The first example is a fragment of a rather simplistic grammar for english noun phrases. Each rule is exemplified by one or more examples.
NUMB :: sing; plur.
The feature expressing the number can take on two values: sing or plur.
RULE noun phrase (NUMB):
   noun part (NUMB).
 # EX the previous president

RULE noun phrase (plur):
   noun part (NUMB1), coordinator,
      noun phrase (NUMB2).
 # EX the president and his wife
These two rules express that a noun phrase consists of one or more noun parts combined by coordinators. In the latter case it is always plural.
RULE noun part (NUMB):
   determiner (NUMB), noun group (NUMB);
 # EX the red bag
   noun group (NUMB).
 # EX software engineering
This rule has a number of alternatives, separated by semicolons.
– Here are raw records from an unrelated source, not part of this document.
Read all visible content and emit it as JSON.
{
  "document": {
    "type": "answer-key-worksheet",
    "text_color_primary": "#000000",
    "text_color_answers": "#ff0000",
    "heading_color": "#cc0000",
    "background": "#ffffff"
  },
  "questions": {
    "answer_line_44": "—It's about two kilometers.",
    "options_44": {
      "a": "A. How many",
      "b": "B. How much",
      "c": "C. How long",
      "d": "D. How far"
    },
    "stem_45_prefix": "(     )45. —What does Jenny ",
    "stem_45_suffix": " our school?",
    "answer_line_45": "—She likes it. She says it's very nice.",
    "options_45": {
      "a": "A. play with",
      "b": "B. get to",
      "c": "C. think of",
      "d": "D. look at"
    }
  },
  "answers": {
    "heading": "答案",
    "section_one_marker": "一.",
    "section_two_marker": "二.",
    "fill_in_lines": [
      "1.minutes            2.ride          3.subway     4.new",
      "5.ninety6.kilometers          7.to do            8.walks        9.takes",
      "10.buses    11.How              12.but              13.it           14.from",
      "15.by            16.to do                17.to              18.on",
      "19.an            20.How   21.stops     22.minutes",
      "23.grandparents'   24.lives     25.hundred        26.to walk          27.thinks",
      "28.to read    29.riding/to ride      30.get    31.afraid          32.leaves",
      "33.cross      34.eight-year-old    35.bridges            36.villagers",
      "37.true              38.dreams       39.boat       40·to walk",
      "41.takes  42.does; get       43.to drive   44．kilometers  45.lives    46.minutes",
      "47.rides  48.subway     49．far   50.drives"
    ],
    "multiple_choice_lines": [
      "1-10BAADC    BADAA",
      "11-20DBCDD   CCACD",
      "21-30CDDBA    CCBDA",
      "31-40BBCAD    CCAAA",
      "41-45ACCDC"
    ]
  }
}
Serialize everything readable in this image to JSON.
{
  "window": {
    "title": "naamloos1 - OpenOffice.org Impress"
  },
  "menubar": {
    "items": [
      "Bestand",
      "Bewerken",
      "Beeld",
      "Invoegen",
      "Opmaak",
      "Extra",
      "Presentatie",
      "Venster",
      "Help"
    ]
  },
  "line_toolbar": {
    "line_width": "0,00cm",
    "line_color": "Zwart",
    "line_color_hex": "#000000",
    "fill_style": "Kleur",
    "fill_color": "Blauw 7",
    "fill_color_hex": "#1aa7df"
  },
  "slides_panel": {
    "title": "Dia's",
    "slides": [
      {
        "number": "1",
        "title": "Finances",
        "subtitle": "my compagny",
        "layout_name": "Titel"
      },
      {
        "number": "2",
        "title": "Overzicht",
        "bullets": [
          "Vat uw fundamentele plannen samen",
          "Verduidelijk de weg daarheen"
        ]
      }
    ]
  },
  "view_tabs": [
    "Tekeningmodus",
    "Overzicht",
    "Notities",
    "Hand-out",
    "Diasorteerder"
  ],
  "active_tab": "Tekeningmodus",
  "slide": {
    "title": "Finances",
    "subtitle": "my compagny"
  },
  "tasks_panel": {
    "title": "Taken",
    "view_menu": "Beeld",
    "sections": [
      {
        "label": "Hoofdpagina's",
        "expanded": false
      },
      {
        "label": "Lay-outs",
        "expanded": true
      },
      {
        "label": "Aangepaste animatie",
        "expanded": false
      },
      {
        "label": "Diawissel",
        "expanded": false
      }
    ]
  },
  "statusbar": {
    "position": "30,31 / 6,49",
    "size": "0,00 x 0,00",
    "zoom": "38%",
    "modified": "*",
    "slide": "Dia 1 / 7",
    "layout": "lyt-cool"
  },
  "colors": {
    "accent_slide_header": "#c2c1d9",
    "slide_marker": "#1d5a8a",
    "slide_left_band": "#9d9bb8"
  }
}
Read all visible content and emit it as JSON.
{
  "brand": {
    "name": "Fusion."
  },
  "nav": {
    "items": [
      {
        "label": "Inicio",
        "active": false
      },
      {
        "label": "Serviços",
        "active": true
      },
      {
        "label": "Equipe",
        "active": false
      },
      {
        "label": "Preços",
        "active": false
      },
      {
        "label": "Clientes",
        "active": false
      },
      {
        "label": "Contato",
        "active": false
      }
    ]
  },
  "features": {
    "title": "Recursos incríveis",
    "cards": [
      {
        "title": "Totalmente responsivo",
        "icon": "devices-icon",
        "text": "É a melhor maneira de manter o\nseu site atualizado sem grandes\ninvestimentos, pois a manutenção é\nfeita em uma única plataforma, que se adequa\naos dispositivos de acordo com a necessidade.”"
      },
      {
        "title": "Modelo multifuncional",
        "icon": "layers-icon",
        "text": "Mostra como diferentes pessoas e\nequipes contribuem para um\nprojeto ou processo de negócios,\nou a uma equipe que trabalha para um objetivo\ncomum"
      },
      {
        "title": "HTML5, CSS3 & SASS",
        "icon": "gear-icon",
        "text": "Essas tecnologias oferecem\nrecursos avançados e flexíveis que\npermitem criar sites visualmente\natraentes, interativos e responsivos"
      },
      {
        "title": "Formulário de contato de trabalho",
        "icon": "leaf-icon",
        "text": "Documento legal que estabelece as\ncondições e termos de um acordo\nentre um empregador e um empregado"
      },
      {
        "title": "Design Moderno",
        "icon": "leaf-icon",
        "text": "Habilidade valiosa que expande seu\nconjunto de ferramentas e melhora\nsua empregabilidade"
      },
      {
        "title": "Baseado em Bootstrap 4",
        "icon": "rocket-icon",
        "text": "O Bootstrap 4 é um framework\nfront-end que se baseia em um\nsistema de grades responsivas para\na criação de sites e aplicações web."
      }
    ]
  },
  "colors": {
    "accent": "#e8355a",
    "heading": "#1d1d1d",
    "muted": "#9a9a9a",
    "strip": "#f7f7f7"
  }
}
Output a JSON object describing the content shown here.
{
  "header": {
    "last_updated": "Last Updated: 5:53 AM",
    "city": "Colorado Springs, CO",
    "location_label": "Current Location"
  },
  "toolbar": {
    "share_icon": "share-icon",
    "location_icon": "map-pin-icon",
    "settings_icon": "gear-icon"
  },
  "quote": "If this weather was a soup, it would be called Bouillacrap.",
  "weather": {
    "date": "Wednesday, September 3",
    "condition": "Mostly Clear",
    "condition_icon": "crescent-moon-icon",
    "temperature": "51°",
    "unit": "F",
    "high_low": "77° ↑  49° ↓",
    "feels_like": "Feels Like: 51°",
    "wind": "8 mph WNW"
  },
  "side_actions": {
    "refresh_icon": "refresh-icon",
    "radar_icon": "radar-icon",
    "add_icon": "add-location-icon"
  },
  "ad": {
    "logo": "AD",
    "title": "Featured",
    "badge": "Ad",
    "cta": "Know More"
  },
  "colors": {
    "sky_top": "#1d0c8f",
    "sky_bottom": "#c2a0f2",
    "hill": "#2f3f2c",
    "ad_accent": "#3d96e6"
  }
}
The number of the determiner has to agree with that of the noun group.
RULE noun group (NUMB):
   noun (NUMB);
 # EX bag
   adjective, noun group (NUMB);
 # EX red bag
   noun group (NUMB1), noun (NUMB).
 # EX software engineering
Obviously, the last rule is ambiguous for a noun phrase consisting of three or more nouns, like software engineering conference. Other sources of ambiguity are found in the attachment of preposition phrases (not described here) and in lexical ambiguities (e.g. time as noun and verb). AGFL provides a number of mechanisms (penalties, lexical frequencies, syntactic probabilities) to help in finding the most probable analysis (rather than the set of all analyses).

Kees Koster